Excessive alcohol use costs the U.S. hundreds of billion dollars a year, at least according to a study by the Centers for Disease Control. The Factor asked Fox News correspondent Heather Nauert to elucidate. "Much of this is lost productivity," she explained, "which means you show up to work and you're falling asleep at the computer because you're hung over. That's why so many large employers are now drug testing employees before they even sign them up." Nauert also examined the recent rash of bear attacks. "They will come after you when they are hungry and this is the time of year that they're starting to collect their food so they can hibernate. Part of the problem is that people are moving closer to the bears' domain. We're closer to them and they're coming closer to us."
|Steven Colbert, Dallas, TX: "Mr. O, you are way out of line supporting stop and frisk. It only gives racists a free pass to harass minorities."|
Ron Palmer, Chicago, IL: "As a retired police officer here, I know stop and frisk works. Every city with a major crime problem has been run by Democrats for years. They want minority votes but will not solve the problems."

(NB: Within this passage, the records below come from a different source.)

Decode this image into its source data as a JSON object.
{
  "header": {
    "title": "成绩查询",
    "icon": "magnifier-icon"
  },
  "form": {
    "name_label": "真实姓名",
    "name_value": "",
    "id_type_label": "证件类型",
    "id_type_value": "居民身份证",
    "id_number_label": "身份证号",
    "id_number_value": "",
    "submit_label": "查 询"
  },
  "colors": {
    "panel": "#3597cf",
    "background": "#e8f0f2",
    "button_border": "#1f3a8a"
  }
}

Kevin Field, Woodbridge, VA: "The Fourth Amendment is being eroded by stop and frisk. Where do we stop?"
Anne D'Agostino, East Haven, CT: "As a new mom, I am terrified of the effect America's coarse culture will have on my son."
|A new news network is up and running - check out the Arab-back Al Jazeera America. Although we must say, insulting The Factor as we enter our 18th year might not have been the best start to the network.|